America’s own furniture industry, said Yen, “can never compete with Asia.”
The result: Imports now account for about 70 percent of the U.S. market for beds and similar items, up from 58 percent before Washington intervened to try and protect domestic manufacturers from Chinese “dumping,” or the export of goods at unfairly low prices.
The United States and China have exchanged accusations of dumping for years and imposed tit-for-tat duties. All along, though, China has generally come out on top: Its trade surplus with the United States rose to $273 billion in 2010, according to U.S. Census Bureau figures, more than three times the level of a decade earlier.
The trade concerns have led to growing calls for tougher action from Washington to stem the tide and protect U.S. jobs. But do tariffs work? In the case of bedroom furniture, they’ve clearly helped slow China’s export machine. In 2004, before tariffs went into force, China exported $1.2 billion worth of beds and such to the United States. The figure last year was just $691 million.
Over the same period, however, imports of the same goods from Vietnam — where wages and other costs are even lower than in China — have surged, rising from $151 million to $931 million. The loss of jobs in America, meanwhile, only accelerated.
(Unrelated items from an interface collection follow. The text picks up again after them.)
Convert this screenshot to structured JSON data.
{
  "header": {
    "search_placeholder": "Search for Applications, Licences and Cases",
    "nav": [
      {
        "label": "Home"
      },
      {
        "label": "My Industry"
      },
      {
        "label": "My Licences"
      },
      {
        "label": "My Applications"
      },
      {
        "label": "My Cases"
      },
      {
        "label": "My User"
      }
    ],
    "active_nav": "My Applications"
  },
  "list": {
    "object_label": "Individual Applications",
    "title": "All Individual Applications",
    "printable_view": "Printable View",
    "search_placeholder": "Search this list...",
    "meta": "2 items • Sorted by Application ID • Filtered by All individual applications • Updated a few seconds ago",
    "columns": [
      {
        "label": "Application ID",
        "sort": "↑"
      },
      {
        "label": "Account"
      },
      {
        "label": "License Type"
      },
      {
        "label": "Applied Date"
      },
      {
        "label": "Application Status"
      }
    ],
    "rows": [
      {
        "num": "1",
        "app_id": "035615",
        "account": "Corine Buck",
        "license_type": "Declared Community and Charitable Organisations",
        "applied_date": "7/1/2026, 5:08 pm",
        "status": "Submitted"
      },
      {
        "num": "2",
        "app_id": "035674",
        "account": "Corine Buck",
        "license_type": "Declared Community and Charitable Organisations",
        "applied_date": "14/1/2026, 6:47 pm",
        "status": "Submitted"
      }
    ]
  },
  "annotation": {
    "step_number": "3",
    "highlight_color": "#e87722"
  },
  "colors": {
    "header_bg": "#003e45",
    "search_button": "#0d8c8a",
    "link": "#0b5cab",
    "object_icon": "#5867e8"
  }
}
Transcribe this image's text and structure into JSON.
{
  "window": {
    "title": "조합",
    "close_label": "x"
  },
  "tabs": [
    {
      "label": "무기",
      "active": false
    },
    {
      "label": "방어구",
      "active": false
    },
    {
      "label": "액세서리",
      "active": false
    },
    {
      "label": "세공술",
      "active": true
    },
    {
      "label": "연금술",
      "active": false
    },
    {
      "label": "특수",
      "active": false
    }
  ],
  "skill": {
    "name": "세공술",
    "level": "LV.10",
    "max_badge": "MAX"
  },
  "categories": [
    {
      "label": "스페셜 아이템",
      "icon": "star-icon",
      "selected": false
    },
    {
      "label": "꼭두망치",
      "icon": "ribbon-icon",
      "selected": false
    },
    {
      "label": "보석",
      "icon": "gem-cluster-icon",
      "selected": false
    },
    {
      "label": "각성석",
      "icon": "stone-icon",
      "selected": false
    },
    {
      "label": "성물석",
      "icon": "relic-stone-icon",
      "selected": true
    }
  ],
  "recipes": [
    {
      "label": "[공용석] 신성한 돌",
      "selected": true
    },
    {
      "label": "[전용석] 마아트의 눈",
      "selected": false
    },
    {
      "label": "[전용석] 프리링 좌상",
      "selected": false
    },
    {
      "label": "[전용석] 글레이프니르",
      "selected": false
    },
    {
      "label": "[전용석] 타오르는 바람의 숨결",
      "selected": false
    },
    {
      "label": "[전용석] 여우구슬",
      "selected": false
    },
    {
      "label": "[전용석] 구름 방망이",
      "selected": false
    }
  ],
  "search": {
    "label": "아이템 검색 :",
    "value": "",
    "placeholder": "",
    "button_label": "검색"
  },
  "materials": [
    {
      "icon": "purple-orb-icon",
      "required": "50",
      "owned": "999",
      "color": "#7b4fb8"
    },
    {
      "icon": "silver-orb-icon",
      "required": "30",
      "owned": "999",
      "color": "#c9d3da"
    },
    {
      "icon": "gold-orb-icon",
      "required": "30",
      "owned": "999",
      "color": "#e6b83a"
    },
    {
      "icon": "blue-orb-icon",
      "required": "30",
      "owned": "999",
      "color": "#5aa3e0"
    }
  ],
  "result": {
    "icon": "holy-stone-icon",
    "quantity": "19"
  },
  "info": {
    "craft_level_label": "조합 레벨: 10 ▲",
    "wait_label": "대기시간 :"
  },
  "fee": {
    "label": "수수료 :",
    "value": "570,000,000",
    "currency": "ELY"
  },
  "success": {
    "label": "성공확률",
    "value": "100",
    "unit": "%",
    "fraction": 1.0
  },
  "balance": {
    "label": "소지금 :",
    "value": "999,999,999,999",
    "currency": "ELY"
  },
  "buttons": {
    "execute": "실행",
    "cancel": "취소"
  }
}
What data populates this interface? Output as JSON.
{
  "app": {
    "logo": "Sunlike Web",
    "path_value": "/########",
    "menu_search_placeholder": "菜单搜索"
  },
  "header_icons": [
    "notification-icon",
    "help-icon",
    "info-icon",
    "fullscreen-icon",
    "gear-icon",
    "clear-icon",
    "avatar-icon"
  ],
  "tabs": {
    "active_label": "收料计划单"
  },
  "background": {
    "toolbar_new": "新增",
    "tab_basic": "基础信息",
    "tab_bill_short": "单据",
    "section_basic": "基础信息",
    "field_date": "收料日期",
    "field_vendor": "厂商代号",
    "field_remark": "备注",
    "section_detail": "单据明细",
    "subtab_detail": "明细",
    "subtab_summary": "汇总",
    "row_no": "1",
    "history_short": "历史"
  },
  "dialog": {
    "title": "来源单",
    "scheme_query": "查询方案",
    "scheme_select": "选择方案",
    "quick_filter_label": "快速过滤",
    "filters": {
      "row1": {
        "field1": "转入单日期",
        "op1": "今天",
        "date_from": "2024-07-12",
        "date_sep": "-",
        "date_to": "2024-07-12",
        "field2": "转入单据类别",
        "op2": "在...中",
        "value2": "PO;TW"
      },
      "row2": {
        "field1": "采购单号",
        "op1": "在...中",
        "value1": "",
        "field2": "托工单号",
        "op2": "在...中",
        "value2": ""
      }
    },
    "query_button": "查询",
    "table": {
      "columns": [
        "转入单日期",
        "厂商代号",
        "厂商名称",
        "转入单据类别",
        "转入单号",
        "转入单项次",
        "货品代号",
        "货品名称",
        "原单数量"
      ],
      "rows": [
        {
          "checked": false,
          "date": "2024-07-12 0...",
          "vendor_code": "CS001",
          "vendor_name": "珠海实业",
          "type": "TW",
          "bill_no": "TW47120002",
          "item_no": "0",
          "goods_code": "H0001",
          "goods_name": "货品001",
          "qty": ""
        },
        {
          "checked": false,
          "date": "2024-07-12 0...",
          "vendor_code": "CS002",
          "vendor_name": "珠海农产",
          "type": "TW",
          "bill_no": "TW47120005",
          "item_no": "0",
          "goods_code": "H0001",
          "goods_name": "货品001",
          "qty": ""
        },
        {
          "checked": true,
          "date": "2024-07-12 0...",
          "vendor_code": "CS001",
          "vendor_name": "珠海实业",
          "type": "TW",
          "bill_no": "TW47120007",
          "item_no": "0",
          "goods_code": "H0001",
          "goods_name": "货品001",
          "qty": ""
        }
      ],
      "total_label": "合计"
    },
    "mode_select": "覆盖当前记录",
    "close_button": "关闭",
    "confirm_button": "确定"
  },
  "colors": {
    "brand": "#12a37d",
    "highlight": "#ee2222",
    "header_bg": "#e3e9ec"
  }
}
The number of Americans now employed making bedroom furniture is less than half what it was when the tariffs began.